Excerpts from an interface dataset
--------------------------------------------------

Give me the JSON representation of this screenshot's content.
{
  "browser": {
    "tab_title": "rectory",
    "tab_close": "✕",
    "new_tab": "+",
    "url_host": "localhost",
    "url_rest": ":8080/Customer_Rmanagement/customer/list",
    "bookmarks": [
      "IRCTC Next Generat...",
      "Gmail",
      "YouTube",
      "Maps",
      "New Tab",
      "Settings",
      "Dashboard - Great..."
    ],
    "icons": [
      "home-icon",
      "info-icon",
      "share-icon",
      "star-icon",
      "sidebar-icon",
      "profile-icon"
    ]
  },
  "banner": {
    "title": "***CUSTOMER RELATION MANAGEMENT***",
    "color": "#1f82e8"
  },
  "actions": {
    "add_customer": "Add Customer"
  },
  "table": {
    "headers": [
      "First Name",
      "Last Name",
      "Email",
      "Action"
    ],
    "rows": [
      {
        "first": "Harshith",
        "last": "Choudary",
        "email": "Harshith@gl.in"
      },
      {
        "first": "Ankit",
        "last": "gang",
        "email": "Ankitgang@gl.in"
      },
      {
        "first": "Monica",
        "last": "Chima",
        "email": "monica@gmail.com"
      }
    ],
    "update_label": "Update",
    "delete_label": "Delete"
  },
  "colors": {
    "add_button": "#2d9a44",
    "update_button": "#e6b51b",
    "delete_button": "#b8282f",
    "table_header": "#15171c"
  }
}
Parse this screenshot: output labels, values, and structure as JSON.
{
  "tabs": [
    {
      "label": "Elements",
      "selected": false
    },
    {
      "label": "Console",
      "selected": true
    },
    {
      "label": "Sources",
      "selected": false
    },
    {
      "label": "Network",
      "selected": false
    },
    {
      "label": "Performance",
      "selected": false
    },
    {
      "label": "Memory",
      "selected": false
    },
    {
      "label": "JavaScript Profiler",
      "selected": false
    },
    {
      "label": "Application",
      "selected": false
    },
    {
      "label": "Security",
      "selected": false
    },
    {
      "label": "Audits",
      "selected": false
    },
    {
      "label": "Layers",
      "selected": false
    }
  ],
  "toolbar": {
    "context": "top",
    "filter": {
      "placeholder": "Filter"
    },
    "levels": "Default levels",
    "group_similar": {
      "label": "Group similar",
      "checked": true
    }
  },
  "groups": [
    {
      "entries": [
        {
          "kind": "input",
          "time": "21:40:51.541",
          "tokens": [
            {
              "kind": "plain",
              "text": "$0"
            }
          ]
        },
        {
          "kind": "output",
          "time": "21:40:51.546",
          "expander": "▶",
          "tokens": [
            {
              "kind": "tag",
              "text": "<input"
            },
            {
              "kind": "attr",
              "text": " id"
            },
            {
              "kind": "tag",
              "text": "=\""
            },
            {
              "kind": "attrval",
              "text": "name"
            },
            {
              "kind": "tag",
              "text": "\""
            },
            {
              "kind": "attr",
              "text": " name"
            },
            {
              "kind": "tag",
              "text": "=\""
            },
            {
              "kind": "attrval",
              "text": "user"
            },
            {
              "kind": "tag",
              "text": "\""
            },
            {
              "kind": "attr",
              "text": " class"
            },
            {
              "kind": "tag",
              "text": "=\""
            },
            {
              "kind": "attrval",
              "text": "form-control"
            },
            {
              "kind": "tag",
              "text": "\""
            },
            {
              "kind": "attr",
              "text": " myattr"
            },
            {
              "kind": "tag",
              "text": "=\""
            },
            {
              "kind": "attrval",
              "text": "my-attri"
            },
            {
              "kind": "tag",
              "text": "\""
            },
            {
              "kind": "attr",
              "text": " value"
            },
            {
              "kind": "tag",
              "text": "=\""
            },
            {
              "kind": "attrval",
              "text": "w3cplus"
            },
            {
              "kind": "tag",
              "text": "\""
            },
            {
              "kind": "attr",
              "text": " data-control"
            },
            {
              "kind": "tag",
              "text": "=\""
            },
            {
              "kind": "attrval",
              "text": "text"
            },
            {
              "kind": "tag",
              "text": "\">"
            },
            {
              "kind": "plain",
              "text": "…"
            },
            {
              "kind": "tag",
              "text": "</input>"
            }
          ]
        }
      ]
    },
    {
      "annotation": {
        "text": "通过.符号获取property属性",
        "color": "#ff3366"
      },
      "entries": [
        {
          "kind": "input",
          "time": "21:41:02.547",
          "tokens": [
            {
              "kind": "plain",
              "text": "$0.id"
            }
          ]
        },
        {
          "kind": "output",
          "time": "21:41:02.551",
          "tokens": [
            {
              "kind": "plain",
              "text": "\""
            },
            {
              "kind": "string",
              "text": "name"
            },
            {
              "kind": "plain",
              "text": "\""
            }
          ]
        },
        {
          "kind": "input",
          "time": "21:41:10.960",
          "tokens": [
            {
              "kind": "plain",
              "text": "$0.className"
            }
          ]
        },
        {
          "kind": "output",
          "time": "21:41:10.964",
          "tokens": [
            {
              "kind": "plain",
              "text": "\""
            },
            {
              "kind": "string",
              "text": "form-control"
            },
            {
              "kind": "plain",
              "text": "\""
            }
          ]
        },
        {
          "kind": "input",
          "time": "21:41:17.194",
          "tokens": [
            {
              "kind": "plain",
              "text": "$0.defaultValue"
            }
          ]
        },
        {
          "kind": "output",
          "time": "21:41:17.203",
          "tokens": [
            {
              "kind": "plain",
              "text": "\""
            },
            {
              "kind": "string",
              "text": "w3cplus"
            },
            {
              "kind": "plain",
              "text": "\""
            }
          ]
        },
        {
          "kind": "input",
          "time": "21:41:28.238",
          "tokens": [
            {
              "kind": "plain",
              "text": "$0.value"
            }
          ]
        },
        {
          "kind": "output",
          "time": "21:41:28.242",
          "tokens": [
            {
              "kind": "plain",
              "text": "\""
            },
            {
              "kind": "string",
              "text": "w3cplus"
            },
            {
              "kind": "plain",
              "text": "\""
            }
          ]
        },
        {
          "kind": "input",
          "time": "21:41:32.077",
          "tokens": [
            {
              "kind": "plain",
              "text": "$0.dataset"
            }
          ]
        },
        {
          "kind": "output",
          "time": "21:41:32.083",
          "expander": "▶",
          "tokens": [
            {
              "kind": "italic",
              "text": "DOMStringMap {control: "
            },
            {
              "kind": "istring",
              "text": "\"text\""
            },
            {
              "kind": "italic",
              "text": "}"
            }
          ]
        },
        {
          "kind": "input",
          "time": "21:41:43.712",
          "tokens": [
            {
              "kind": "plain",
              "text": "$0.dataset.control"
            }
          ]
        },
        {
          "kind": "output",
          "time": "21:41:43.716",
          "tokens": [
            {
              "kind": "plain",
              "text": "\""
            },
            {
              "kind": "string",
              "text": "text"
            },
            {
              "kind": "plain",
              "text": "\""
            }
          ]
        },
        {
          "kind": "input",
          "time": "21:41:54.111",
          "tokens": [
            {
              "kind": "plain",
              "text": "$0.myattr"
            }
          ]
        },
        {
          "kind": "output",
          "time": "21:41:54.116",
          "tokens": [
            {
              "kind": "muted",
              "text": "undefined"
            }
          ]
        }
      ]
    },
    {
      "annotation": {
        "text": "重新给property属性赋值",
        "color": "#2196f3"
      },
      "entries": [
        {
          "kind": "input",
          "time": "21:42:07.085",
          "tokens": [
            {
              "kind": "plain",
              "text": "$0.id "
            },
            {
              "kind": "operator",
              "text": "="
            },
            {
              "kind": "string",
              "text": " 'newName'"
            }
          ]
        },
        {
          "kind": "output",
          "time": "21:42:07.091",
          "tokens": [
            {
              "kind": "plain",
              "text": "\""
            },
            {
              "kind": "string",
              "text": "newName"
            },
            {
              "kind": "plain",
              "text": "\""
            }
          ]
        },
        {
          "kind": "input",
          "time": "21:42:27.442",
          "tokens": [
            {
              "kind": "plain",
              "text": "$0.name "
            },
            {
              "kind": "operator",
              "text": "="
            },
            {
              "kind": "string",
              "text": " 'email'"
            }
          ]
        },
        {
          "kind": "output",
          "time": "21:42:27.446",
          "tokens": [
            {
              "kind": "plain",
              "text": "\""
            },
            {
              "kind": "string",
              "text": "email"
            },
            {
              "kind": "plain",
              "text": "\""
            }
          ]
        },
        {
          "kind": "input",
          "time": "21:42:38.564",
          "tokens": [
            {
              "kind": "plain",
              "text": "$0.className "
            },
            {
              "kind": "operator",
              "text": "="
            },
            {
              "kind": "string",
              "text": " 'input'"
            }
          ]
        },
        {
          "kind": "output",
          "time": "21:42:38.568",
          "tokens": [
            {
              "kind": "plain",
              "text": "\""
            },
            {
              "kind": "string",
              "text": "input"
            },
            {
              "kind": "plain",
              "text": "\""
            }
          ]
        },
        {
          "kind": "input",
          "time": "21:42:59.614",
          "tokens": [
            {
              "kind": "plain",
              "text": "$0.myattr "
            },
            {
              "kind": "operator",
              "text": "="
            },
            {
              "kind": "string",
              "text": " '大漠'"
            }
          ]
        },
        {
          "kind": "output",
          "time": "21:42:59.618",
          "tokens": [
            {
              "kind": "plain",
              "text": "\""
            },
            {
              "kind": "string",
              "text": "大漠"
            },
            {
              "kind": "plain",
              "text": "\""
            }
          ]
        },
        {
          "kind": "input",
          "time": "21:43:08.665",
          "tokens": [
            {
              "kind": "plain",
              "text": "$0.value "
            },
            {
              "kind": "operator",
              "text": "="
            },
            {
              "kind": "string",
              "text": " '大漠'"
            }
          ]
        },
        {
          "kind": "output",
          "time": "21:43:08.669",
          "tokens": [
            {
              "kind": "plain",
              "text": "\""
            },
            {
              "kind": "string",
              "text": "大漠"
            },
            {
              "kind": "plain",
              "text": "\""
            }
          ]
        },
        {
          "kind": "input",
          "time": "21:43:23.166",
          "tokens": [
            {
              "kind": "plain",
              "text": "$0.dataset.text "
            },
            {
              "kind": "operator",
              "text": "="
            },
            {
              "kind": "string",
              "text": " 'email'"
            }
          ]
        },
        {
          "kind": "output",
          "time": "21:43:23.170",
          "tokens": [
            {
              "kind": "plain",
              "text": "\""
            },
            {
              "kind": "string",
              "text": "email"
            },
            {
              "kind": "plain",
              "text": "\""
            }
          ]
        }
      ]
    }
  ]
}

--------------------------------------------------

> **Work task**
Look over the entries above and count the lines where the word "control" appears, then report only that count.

> **Task output**
5